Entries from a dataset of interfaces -
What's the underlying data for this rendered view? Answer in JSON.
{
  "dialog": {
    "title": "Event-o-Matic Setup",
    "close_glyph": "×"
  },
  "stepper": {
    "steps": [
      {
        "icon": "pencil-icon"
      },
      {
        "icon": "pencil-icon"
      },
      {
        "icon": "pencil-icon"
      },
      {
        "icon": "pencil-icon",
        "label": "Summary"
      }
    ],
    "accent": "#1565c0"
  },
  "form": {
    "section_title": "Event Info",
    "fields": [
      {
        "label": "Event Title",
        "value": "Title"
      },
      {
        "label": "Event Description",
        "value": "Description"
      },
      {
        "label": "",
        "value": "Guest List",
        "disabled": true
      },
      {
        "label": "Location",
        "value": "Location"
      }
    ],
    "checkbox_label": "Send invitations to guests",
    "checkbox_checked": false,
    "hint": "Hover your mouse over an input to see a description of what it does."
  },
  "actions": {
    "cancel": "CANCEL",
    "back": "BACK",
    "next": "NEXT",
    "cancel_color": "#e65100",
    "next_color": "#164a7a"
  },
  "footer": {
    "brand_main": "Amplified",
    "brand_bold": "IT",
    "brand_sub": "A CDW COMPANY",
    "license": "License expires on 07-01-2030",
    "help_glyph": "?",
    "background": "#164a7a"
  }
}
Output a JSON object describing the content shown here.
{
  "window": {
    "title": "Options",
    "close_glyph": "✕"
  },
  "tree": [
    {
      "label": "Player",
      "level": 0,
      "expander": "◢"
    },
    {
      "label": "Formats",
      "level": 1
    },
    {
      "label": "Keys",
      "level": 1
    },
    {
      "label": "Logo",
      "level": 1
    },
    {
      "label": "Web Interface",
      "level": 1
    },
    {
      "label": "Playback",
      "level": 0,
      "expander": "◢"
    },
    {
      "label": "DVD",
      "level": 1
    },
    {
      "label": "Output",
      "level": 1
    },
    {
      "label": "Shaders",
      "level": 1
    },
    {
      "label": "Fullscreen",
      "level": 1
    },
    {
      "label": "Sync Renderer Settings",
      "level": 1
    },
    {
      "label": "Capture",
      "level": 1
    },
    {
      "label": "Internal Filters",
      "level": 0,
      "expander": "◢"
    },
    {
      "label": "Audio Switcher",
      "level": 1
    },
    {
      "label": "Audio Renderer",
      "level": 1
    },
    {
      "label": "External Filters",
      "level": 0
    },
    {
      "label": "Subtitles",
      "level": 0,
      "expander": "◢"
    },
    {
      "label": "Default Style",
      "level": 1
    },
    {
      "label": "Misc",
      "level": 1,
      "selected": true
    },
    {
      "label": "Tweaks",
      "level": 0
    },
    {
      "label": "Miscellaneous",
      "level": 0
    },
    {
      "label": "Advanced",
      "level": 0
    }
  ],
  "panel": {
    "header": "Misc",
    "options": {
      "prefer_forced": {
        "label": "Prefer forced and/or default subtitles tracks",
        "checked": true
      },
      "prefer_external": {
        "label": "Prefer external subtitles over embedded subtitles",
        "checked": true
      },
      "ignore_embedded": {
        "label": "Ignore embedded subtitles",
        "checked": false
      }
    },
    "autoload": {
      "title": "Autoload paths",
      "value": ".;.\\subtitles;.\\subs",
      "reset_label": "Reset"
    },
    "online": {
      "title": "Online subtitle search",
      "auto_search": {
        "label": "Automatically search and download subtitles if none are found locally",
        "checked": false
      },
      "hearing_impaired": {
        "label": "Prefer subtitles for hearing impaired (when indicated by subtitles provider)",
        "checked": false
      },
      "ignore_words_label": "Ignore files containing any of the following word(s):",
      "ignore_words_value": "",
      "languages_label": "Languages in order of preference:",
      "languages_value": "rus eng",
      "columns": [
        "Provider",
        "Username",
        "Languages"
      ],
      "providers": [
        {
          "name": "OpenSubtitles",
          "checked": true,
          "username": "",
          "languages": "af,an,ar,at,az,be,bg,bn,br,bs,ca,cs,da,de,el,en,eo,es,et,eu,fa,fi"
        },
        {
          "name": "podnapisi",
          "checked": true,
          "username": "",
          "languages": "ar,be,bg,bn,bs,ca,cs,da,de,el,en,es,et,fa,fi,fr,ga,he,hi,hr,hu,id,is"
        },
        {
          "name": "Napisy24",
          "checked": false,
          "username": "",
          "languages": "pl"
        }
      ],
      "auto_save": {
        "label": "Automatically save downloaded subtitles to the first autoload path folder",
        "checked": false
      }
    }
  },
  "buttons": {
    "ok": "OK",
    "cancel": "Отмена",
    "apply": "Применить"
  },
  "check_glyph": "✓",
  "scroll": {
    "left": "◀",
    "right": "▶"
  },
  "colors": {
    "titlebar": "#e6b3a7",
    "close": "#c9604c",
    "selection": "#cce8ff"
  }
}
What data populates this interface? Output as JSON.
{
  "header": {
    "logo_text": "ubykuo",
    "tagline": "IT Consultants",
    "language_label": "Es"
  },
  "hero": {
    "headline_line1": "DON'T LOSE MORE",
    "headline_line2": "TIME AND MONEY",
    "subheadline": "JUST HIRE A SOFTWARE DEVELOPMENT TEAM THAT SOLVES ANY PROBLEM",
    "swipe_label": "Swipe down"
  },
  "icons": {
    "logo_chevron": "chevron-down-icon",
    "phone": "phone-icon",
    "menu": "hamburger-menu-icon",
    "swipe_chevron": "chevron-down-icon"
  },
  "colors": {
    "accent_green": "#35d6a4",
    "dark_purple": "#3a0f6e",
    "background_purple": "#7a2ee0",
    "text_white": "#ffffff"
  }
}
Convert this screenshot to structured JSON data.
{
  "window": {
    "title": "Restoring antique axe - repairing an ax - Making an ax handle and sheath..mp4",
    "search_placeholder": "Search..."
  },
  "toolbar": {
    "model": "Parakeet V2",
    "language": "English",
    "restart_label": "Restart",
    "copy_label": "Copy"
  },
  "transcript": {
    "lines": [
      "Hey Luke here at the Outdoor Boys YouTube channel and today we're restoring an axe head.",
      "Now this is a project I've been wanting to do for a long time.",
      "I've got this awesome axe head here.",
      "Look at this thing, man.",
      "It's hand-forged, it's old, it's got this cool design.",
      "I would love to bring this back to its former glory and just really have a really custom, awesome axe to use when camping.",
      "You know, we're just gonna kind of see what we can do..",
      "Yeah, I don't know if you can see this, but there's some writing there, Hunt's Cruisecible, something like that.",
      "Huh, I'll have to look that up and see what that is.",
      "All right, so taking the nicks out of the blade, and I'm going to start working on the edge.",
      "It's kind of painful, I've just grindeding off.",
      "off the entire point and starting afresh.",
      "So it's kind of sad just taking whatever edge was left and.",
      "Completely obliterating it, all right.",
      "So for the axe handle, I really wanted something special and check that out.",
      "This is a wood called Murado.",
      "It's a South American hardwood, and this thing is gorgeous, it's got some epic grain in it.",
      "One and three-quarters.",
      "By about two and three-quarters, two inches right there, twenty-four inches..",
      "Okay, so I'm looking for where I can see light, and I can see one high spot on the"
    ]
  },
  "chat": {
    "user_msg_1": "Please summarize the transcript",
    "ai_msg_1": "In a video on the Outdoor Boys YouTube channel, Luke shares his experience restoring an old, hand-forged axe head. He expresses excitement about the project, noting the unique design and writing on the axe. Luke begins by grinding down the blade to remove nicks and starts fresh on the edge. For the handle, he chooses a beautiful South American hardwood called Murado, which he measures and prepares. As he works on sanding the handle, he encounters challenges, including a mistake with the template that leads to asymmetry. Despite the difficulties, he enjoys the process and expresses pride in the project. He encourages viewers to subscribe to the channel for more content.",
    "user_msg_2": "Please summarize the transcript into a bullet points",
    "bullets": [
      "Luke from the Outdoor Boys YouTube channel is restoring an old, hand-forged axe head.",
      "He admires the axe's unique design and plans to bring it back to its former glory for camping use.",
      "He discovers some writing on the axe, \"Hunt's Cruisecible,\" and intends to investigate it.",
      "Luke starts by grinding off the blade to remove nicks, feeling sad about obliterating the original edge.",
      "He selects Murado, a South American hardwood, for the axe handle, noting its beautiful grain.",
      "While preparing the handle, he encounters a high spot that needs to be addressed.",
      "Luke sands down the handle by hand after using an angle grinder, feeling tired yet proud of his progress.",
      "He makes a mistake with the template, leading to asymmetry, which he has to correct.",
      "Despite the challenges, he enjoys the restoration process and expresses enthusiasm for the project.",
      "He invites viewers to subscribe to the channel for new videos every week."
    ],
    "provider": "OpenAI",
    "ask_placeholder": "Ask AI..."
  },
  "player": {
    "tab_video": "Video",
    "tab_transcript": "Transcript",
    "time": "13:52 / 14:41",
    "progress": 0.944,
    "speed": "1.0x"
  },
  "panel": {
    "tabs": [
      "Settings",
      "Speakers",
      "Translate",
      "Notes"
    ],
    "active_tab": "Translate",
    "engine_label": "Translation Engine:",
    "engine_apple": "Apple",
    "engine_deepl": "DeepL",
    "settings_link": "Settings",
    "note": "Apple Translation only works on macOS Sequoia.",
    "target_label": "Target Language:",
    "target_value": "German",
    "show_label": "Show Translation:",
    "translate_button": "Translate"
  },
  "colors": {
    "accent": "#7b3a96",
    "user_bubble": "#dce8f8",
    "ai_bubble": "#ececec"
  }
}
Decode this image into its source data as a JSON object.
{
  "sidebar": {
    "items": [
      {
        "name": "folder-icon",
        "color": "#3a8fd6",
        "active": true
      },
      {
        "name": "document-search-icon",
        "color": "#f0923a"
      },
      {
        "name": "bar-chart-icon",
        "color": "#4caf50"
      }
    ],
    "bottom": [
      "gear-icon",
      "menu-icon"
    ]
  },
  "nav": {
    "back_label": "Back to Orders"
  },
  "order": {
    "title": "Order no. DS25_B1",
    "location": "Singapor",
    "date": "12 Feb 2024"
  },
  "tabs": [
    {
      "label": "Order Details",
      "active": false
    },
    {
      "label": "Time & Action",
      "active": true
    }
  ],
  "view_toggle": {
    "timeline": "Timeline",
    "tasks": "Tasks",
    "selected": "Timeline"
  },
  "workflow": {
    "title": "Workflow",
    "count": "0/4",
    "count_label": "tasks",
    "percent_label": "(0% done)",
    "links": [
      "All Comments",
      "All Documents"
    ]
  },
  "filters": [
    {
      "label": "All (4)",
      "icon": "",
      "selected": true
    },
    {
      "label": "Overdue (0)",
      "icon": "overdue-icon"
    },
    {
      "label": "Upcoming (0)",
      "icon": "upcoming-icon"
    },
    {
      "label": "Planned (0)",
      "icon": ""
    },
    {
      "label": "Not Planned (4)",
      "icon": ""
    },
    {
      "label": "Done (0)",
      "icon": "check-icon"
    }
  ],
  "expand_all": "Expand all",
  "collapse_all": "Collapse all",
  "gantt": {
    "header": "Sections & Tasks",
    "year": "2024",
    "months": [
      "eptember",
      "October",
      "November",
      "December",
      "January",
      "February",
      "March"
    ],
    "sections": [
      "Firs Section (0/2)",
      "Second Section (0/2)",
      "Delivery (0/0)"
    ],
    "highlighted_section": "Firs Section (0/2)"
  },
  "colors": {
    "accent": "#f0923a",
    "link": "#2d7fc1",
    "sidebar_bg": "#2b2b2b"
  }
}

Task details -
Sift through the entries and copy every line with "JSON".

Task answer -
What's the underlying data for this rendered view? Answer in JSON.
Output a JSON object describing the content shown here.
What data populates this interface? Output as JSON.
Convert this screenshot to structured JSON data.
Decode this image into its source data as a JSON object.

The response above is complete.